Items from a data source:
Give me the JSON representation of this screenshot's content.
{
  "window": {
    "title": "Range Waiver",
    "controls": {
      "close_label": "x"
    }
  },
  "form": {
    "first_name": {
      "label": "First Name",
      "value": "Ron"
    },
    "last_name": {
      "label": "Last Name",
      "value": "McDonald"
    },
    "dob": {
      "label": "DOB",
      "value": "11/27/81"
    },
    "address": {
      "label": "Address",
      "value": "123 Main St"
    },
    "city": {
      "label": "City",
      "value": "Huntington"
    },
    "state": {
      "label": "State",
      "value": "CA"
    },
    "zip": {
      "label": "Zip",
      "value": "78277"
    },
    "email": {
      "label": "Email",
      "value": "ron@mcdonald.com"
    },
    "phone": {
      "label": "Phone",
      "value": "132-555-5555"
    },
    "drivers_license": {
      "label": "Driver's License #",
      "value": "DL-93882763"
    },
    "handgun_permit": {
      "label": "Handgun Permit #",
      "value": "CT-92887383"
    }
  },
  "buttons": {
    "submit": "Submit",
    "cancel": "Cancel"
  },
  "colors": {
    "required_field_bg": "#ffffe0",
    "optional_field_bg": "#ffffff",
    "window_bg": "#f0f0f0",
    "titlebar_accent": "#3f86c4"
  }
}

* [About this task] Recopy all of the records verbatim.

* [Answer space]
Give me the JSON representation of this screenshot's content.
{
  "window": {
    "title": "Range Waiver",
    "controls": {
      "close_label": "x"
    }
  },
  "form": {
    "first_name": {
      "label": "First Name",
      "value": "Ron"
    },
    "last_name": {
      "label": "Last Name",
      "value": "McDonald"
    },
    "dob": {
      "label": "DOB",
      "value": "11/27/81"
    },
    "address": {
      "label": "Address",
      "value": "123 Main St"
    },
    "city": {
      "label": "City",
      "value": "Huntington"
    },
    "state": {
      "label": "State",
      "value": "CA"
    },
    "zip": {
      "label": "Zip",
      "value": "78277"
    },
    "email": {
      "label": "Email",
      "value": "ron@mcdonald.com"
    },
    "phone": {
      "label": "Phone",
      "value": "132-555-5555"
    },
    "drivers_license": {
      "label": "Driver's License #",
      "value": "DL-93882763"
    },
    "handgun_permit": {
      "label": "Handgun Permit #",
      "value": "CT-92887383"
    }
  },
  "buttons": {
    "submit": "Submit",
    "cancel": "Cancel"
  },
  "colors": {
    "required_field_bg": "#ffffe0",
    "optional_field_bg": "#ffffff",
    "window_bg": "#f0f0f0",
    "titlebar_accent": "#3f86c4"
  }
}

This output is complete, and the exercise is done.